### [Information supplied]

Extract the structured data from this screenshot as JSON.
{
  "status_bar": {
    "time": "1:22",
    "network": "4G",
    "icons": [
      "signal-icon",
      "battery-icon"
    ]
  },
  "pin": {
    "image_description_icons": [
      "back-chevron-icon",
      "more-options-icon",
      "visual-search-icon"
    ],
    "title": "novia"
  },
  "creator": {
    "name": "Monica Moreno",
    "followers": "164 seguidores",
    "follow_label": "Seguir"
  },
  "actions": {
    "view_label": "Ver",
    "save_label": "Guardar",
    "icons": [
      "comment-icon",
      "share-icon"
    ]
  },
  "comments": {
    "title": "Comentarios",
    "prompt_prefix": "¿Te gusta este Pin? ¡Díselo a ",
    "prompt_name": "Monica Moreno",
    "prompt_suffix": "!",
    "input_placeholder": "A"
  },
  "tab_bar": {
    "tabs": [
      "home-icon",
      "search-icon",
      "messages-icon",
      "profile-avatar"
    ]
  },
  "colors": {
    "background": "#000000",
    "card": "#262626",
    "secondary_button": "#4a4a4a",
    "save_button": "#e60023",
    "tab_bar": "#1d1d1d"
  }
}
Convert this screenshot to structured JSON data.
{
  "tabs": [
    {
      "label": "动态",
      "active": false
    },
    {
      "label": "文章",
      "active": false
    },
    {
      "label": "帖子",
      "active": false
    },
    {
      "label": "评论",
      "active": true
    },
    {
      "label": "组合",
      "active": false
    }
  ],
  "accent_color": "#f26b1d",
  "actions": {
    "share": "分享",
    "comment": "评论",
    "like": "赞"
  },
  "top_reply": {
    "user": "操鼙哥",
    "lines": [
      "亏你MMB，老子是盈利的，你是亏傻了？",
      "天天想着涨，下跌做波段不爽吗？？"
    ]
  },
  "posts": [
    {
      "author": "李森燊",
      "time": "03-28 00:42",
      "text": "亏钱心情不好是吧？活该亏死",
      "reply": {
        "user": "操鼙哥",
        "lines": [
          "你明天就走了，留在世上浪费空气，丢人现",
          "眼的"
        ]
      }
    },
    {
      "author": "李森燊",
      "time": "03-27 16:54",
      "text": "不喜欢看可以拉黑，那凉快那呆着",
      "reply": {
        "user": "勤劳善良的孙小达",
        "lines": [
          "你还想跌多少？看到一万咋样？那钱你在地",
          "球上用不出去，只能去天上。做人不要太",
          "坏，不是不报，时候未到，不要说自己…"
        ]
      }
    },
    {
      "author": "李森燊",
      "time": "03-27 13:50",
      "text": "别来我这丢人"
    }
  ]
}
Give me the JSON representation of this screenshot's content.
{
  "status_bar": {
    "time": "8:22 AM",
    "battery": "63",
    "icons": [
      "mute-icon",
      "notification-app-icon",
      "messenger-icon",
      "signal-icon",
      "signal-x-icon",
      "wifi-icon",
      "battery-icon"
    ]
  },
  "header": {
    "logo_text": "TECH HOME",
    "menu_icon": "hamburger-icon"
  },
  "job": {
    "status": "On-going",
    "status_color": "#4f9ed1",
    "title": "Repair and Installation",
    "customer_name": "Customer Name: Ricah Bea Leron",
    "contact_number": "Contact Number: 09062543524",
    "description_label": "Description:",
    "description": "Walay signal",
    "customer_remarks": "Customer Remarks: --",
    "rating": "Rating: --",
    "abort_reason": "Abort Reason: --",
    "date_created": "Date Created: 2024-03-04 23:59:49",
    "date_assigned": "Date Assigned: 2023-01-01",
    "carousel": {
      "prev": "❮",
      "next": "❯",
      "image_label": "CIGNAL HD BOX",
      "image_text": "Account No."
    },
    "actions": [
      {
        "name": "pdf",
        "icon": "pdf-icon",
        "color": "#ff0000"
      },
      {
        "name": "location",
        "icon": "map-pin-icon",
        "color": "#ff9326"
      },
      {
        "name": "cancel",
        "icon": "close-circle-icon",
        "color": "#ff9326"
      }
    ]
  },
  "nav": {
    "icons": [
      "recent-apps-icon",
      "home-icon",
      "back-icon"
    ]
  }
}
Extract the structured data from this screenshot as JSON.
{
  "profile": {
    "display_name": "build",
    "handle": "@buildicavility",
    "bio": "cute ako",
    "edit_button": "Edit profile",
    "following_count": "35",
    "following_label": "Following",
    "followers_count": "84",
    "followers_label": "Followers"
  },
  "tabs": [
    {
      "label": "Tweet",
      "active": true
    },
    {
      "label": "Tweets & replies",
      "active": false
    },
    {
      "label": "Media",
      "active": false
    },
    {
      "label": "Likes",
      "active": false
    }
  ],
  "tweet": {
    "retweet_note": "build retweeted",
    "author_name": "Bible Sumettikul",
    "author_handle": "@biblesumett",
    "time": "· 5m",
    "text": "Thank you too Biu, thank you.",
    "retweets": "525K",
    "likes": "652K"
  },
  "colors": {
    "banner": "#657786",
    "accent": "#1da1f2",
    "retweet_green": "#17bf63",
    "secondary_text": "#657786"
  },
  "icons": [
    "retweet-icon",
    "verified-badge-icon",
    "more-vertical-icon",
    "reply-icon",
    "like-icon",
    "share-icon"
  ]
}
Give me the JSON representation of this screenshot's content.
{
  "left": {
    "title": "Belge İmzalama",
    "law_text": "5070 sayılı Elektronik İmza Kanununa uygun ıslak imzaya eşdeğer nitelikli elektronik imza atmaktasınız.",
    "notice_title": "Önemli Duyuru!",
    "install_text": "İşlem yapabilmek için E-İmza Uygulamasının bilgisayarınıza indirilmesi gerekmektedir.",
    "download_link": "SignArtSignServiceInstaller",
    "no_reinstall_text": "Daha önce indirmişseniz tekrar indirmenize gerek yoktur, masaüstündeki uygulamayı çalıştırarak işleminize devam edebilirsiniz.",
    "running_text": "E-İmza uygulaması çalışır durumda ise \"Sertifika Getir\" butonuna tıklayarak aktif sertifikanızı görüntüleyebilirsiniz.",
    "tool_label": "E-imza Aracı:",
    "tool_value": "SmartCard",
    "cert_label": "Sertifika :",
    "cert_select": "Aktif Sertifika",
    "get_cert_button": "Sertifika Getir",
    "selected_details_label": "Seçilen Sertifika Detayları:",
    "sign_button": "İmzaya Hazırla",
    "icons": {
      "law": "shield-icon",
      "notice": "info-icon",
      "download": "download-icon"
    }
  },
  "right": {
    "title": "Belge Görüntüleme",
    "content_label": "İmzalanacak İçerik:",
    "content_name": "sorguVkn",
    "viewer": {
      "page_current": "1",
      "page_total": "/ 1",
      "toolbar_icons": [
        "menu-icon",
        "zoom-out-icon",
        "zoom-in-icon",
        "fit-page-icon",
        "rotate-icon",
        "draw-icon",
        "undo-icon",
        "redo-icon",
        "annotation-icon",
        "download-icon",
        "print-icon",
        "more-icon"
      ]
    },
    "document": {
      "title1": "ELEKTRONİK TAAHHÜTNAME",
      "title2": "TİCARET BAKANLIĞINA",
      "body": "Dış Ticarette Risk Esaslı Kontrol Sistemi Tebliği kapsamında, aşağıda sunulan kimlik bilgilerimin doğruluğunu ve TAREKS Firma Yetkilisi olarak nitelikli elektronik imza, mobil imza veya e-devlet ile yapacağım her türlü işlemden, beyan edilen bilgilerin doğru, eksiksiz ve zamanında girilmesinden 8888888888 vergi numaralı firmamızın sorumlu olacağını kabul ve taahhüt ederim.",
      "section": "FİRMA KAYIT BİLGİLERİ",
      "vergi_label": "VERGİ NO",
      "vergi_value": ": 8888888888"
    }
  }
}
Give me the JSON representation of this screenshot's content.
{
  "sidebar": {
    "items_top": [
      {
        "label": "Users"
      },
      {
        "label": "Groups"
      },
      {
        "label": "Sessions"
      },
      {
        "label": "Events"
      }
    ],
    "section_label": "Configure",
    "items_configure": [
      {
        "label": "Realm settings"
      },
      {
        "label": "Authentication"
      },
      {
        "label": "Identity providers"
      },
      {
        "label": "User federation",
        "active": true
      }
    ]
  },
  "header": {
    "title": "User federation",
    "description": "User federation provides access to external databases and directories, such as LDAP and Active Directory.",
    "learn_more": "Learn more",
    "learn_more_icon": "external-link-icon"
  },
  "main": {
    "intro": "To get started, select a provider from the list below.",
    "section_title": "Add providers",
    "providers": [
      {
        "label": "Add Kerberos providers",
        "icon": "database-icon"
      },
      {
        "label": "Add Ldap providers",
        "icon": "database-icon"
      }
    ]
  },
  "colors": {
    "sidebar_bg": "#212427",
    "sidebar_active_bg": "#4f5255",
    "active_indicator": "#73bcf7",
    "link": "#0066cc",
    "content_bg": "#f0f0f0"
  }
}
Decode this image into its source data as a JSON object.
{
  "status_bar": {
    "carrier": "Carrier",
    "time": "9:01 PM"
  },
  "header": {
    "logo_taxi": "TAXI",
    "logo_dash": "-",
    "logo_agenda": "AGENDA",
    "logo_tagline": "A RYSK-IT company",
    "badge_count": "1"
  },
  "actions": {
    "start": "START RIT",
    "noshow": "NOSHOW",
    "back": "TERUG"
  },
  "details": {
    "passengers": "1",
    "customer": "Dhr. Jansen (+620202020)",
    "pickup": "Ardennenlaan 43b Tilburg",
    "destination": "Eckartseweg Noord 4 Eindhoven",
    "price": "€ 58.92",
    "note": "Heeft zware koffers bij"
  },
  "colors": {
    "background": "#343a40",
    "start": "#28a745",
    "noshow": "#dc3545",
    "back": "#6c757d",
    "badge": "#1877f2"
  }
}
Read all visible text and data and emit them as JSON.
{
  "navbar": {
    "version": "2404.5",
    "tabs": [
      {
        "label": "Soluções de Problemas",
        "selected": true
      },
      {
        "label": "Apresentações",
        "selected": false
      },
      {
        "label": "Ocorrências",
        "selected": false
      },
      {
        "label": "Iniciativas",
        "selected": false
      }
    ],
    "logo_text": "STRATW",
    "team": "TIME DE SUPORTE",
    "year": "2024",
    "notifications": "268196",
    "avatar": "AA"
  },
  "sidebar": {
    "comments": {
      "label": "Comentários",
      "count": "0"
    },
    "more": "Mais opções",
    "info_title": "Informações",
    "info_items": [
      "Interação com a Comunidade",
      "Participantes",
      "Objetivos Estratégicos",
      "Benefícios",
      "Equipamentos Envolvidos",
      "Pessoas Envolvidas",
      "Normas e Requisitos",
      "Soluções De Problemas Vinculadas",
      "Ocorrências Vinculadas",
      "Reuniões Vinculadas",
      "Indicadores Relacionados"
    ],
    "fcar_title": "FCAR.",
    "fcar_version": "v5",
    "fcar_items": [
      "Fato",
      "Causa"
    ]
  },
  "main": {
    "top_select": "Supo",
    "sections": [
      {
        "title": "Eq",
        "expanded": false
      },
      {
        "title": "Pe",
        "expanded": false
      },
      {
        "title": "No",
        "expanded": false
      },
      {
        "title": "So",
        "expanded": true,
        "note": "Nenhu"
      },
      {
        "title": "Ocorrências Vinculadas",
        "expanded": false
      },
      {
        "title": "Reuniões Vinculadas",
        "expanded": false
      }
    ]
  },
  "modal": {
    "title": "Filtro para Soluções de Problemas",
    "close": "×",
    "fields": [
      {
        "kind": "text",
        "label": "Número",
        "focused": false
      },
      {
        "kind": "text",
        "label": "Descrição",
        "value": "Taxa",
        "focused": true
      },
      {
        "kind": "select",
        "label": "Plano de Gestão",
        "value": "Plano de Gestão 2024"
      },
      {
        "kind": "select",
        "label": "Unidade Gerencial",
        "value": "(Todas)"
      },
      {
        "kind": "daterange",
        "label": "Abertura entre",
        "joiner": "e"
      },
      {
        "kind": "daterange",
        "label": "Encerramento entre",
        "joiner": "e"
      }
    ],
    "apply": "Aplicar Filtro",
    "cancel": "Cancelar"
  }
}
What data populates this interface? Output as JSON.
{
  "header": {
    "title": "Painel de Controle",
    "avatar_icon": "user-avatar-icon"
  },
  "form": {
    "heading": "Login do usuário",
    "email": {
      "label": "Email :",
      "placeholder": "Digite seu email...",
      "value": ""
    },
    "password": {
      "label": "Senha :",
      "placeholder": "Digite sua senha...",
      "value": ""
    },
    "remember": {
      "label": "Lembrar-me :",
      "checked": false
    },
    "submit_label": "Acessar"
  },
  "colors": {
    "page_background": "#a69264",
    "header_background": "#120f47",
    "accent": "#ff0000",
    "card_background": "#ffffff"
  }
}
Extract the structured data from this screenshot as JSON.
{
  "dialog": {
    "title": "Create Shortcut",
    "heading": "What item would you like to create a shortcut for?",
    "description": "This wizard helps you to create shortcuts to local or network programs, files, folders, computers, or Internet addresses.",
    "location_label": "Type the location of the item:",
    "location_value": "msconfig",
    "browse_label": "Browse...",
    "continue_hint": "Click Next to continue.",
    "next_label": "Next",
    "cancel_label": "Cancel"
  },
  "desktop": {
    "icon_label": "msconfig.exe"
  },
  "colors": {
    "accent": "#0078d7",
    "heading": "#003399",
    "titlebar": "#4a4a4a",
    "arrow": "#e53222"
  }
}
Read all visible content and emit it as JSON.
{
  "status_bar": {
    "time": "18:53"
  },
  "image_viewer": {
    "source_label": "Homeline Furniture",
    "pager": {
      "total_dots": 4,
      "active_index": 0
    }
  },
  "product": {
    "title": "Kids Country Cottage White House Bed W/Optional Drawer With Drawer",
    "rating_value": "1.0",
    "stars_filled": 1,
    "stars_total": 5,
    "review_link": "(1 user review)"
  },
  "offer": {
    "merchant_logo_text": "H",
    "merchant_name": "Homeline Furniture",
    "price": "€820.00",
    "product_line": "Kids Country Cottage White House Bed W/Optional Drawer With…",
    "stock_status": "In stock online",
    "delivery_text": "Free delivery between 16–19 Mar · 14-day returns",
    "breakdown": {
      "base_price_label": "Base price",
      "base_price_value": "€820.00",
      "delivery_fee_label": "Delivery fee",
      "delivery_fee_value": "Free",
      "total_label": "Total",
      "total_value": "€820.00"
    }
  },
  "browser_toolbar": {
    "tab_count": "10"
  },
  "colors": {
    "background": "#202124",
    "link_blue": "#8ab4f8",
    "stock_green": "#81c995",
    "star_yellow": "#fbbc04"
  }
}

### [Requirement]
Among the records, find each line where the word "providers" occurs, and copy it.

### [Answer area]
        "label": "Identity providers"
    "section_title": "Add providers",
    "providers": [
        "label": "Add Kerberos providers",
        "label": "Add Ldap providers",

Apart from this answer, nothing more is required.